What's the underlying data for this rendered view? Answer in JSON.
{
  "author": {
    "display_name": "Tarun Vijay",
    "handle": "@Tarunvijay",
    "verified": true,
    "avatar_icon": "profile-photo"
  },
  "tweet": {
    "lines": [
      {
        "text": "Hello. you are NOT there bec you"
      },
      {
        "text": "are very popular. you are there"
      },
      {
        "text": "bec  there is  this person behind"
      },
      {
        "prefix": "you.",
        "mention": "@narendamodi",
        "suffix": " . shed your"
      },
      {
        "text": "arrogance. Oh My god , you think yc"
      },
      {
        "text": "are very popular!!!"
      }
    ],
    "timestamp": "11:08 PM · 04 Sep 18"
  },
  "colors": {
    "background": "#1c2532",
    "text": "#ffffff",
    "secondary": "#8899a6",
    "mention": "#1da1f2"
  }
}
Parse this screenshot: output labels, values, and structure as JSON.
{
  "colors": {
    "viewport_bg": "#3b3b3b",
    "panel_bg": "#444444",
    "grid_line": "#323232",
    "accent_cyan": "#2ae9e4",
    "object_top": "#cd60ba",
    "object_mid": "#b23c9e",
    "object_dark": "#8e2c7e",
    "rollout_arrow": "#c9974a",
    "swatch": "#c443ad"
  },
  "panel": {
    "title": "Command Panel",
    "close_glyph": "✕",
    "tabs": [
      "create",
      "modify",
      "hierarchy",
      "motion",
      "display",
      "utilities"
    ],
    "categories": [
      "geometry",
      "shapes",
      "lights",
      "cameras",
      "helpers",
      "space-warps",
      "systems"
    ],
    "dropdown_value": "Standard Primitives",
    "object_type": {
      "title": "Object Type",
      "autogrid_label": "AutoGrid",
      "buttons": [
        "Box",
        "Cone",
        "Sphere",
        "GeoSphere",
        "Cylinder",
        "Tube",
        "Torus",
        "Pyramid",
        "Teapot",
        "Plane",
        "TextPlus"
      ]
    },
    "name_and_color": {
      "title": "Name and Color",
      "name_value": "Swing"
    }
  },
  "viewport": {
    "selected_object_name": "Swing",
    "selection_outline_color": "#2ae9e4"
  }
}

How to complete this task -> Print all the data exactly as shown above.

Answer to this problem ->
What's the underlying data for this rendered view? Answer in JSON.
{
  "author": {
    "display_name": "Tarun Vijay",
    "handle": "@Tarunvijay",
    "verified": true,
    "avatar_icon": "profile-photo"
  },
  "tweet": {
    "lines": [
      {
        "text": "Hello. you are NOT there bec you"
      },
      {
        "text": "are very popular. you are there"
      },
      {
        "text": "bec  there is  this person behind"
      },
      {
        "prefix": "you.",
        "mention": "@narendamodi",
        "suffix": " . shed your"
      },
      {
        "text": "arrogance. Oh My god , you think yc"
      },
      {
        "text": "are very popular!!!"
      }
    ],
    "timestamp": "11:08 PM · 04 Sep 18"
  },
  "colors": {
    "background": "#1c2532",
    "text": "#ffffff",
    "secondary": "#8899a6",
    "mention": "#1da1f2"
  }
}
Parse this screenshot: output labels, values, and structure as JSON.
{
  "colors": {
    "viewport_bg": "#3b3b3b",
    "panel_bg": "#444444",
    "grid_line": "#323232",
    "accent_cyan": "#2ae9e4",
    "object_top": "#cd60ba",
    "object_mid": "#b23c9e",
    "object_dark": "#8e2c7e",
    "rollout_arrow": "#c9974a",
    "swatch": "#c443ad"
  },
  "panel": {
    "title": "Command Panel",
    "close_glyph": "✕",
    "tabs": [
      "create",
      "modify",
      "hierarchy",
      "motion",
      "display",
      "utilities"
    ],
    "categories": [
      "geometry",
      "shapes",
      "lights",
      "cameras",
      "helpers",
      "space-warps",
      "systems"
    ],
    "dropdown_value": "Standard Primitives",
    "object_type": {
      "title": "Object Type",
      "autogrid_label": "AutoGrid",
      "buttons": [
        "Box",
        "Cone",
        "Sphere",
        "GeoSphere",
        "Cylinder",
        "Tube",
        "Torus",
        "Pyramid",
        "Teapot",
        "Plane",
        "TextPlus"
      ]
    },
    "name_and_color": {
      "title": "Name and Color",
      "name_value": "Swing"
    }
  },
  "viewport": {
    "selected_object_name": "Swing",
    "selection_outline_color": "#2ae9e4"
  }
}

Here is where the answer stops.